Nigeria is one of the famous producers of cowpea, the plant which is used for feeding animals, specifically cattle. Is everything perfect with cowpea production in Nigeria or perhaps there are some issues? Read about particular features and problems of cowpea production in Nigeria.
Cowpea production: the main features
When it comes to cowpea, Nigeria is surely a rich country. This crop is full of useful elements like magnesium, calcium, thiamine, phosphorous, niacin, riboflavin, pantothenic acid, and vitamins A, C, and B6. The only issue of cowpea is that the crop is unable to stand cold weather, that is why it grows in such quantities in Nigeria, Niger and other African countries with hot climate. Cowpea usually grows in the tropics, which include Africa, Europe, Asia, and America.
Usually, cowpea is tolerant to drought, and it grows well in different soils. It can also support the soils with low fertility. Usually, the small-scale farms produce cowpea plant – they grow it together with the other crops. Cowpea grows well in shade. It has a quality to prevent erosion, as it quickly covers the ground.
The growth and development of cowpea are important because this product is high in protein. The other things that are valued in cowpea are its adaptation to various soil types, tolerance to drought, and improvement of soil fertility. That is why cowpea holds a huge economic value in different countries of the world.
Which problems could cowpea production in Nigeria potentially experience? Here are some examples.
Problems of cowpea production in Nigeria
The Nigerian cowpea plants are often attacked by different pests, which tend to extract juice from their leaves and spread the viruses, in particular, cowpea mosaic one. The plant is also attacked by various diseases which are caused by the bacteria, viruses, and fungi. The parasitic types of weeds, Alectra and Striga, prevent the growth of plants at all stages and choke them. Nermatodes work by preventing the roots of the plant from absorption of nutritional substances and water from the earth soil.

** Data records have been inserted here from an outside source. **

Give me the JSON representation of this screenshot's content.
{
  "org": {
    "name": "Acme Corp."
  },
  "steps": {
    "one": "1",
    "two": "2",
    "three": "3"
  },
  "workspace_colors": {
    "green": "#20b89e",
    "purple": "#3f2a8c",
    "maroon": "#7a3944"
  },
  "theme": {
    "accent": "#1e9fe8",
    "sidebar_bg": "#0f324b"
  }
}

Many crops of cowpea are also fed by rain. Even though the plant is tolerant to drought, the farmers in the driest regions manage to obtain low harvests of cowpeas.
Another problem that gives cowpea farmers a headache is pathogens, which come in three types: Pythium, Rhizoctonia, and Fusarium. They cause rotting of the roots along with damping off.
These problems are quite common, and in case the diseases manage to affect the seeds before germinating, the seeds have a very little chance to grow out of the soil. If you dig them up, the soil can get clumped to them by thin threads. The seedlings usually wither and die eventually. To avoid this problem, you are recommended to plant the seeds in late spring, when the soil is already warmed up. These diseases usually appear in cool and moisturized environment. Also, you should not plant the seeds too close to each other.
Cowpea production in Nigeria is something that the country could be proud of. The farmers who manage cowpeas need to learn a lot of useful tricks to avoid the major problems with their harvest.